Muscle knots can cause anxiety over possibly having a serious disease, but it’s a benign condition that has different causes and treatments.

Do not panic if the professional who’s massaging your back, shoulders or neck suddenly says, “You have a big knot in your muscle.” Don’t worry; this doesn’t mean a serious disease.

The massage therapist will then proceed to “work out the knot.”

In minutes you’ll feel relief. Don’t let the layperson term “knot” scare you.

What is a muscle knot?

• “Muscle knots are areas of a muscle that are excessively tight and overly contracted, many times to the point of being painful,” says Dr. Tom Carpenter, corrective exercise specialist, certified personal trainer and chiropractor, inventor of Stand Corrected™, a portable harness-like stretching tool that helps alleviate back, neck and shoulder pain. The contracted muscle fibers are not able to release.

• They thus remain in a tightened or tense state.

• They are very local, and the spot that’s tender upon pressing has a small surface area – up to the size of a quarter.

• “Some knots are only painful when direct pressure is applied, and these would be considered to be latent trigger points,” says Dr. Carpenter.

• There may be multiple knots in a specific area.

• The medical term is myofascial trigger point.

Origin of Muscle Knots

• “Muscle knots can be caused by overuse, heavy lifting or repetitive movements,” says Dr. Carpenter.

• “Also prolonged poor posture from, for example, too much texting or being hunched over a computer resulting in strains which produce tight and knotted muscles.”

• Dr. Carpenter also explains, “Spinal misalignments can many times result in associated myofascial trigger points as well, and this should be checked by a chiropractor.”

• Don’t be surprised if your massage therapist, upon beginning to work your neck and shoulder area, asks if you’ve been under a lot of stress lately.
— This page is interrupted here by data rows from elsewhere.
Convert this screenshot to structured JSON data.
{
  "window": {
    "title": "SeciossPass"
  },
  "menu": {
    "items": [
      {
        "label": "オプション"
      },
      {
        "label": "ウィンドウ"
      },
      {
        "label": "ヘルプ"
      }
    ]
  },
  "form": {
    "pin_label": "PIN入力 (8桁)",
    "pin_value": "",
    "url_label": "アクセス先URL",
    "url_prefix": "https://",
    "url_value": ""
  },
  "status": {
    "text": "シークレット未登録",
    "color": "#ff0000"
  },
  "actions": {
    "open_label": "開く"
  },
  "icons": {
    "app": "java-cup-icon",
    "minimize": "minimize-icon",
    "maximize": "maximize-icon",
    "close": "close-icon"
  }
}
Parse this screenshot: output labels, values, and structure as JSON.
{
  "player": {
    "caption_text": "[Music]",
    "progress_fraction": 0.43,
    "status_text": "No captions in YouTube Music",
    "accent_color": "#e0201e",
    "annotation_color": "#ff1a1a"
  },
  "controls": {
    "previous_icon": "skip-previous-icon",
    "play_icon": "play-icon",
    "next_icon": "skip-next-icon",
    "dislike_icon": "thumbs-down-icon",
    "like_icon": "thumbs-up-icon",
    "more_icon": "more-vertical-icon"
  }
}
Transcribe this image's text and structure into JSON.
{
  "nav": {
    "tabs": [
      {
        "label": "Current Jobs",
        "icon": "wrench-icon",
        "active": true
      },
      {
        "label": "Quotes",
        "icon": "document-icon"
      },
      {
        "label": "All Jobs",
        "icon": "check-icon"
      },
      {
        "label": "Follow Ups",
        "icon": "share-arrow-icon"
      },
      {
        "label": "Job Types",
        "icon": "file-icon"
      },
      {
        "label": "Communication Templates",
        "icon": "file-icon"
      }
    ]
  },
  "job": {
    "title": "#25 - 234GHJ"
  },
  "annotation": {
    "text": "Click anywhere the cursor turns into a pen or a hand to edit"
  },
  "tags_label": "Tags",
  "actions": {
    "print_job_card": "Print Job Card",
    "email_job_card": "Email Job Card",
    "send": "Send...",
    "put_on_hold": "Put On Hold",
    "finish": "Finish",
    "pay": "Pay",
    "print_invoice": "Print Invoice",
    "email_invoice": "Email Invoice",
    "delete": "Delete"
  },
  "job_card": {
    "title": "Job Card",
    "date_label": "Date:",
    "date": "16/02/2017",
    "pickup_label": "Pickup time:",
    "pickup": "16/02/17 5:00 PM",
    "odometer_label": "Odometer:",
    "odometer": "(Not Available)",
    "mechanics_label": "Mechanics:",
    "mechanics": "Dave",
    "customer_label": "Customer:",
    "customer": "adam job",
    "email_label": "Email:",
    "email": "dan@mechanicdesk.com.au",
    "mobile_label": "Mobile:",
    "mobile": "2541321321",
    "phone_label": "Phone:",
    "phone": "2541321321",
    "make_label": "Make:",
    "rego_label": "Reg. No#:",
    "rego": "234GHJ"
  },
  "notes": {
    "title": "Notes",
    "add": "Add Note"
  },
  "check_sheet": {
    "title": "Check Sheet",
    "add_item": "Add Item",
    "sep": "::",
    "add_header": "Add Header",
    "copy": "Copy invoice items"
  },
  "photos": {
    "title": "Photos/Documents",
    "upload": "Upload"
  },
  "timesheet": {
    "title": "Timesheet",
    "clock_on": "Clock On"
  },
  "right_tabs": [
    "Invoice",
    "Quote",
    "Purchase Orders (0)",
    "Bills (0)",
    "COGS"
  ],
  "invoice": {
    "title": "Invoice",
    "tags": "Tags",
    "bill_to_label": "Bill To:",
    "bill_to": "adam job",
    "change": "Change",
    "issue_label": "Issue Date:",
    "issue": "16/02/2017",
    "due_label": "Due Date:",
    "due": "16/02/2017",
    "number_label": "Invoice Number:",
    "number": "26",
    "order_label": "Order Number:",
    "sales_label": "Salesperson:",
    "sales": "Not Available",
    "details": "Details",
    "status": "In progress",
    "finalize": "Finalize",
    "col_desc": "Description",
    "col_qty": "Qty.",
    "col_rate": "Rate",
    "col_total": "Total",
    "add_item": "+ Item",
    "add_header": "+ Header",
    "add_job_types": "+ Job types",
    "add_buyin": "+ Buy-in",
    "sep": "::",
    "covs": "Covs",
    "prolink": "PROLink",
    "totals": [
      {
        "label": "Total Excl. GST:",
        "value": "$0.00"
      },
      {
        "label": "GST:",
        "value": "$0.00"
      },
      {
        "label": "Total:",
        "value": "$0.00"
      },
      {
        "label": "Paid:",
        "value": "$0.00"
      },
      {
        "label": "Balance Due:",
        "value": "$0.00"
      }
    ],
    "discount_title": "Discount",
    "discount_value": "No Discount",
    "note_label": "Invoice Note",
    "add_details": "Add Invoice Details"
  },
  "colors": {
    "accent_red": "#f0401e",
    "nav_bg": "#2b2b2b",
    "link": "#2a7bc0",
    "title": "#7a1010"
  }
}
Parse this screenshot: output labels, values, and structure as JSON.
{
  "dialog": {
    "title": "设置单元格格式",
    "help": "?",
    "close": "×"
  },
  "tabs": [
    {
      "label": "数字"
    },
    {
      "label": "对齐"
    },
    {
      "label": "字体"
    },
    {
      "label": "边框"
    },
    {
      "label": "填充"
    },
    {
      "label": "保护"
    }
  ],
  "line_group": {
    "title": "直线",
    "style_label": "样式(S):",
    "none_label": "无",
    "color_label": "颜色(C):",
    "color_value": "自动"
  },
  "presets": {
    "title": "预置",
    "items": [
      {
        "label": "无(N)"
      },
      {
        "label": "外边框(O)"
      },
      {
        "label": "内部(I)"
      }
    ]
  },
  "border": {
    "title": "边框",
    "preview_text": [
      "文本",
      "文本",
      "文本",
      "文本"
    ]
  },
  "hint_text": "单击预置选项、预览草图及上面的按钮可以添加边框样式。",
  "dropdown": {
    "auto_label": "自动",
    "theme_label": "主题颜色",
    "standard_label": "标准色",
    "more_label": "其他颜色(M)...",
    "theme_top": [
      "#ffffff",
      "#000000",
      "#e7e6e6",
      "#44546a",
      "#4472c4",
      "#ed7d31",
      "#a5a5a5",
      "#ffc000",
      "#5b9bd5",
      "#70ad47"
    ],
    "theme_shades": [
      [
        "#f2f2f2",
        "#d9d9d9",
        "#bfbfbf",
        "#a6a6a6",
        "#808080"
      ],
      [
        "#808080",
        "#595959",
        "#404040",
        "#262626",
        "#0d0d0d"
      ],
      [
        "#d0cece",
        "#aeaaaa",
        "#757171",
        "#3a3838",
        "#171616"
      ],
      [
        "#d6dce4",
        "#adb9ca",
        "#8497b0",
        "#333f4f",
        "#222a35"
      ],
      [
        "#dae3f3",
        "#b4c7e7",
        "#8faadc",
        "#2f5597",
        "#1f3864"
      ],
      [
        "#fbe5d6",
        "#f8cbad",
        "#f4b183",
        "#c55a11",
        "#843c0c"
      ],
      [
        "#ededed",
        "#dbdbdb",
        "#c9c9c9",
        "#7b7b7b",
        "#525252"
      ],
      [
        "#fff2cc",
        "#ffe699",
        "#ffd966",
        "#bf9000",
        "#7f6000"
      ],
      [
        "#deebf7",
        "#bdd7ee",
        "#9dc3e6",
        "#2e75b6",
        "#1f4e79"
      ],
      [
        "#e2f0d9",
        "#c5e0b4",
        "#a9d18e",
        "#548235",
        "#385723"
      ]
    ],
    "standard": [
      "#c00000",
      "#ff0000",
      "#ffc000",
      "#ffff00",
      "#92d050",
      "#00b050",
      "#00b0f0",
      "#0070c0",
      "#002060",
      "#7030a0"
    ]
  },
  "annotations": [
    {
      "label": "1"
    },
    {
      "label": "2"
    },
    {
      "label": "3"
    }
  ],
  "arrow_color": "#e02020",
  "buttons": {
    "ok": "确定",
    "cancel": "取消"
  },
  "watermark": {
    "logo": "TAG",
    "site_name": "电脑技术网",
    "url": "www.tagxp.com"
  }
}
Dr. Carpenter points out, “Emotional and mental stress shouldn’t be ruled out either when experiencing this problem.”

• Nutritional deficiency

Treatment for Muscle Knots

“Some solutions would be to massage the painful areas and try to work them out as well as using a heat pad on the area, assuming the pain is not from a recent acute injury,” says Dr. Carpenter.

Massage therapy such as deep tissue massage will work wonders. The caveat is that it’s not cheap.

However, rather than having hour-long massages you can have 30 minute sessions to save money yet still reap the treatment benefits.

As the therapist “works out” the knot, it usually hurts (tenderness), but then it starts feeling good. The therapist can then press upon the area where the knot was, and you’ll no longer feel the pain.

However, rather than having hour-long massages you can have 30 minute sessions to save money yet still reap the treatment benefits.

Foam rollers. If you use a gym, you’ve probably seen on many occasions people rolling a body part against a foam roller on the floor.

I’ve done this with the area where the butt muscle ties into the upper hamstring (“glute tie-in” or “hamstring-glute junction”). And it actually works when you’re patient and relaxed, rhythmically rolling.

Improve posture. Avoid slumping in your computer chair and slouching while standing.

Gentle stretching of the muscle can also be helpful,” says Dr. Carpenter.

Take your hands off the treadmill. Holding onto the treadmill creates an unnatural walking gait that skewers posture. This can contribute to or cause undue tension in the neck, shoulder and upper back muscles.

If you think you’ll fall off without holding on, slow the speed and/or lower the incline.

Stand Corrected™

Dr. Carpenter recommends seeing a chiropractor if the above treatments fail to resolve your muscle knots.

Muscle knots are very common, especially in athletes, workout enthusiasts and muscle builders. Do not fear them; just treat them.

dr. carpenter

Photo credit: Aleesia Forni

Based upon 30+ years of experience, Dr. Carpenter’s practice approach reflects his belief that restoring optimum health and function will enable his patients to enjoy a much greater amount of vitality and wellness. Chiropractic care is true health care, not sick care!
Lorra Garrick has been covering medical, fitness and cybersecurity topics for many years, having written thousands of articles for print magazines and websites, including as a ghostwriter. She’s also a former ACE-certified personal trainer. 
Top image: Shutterstock/Leszek Glasner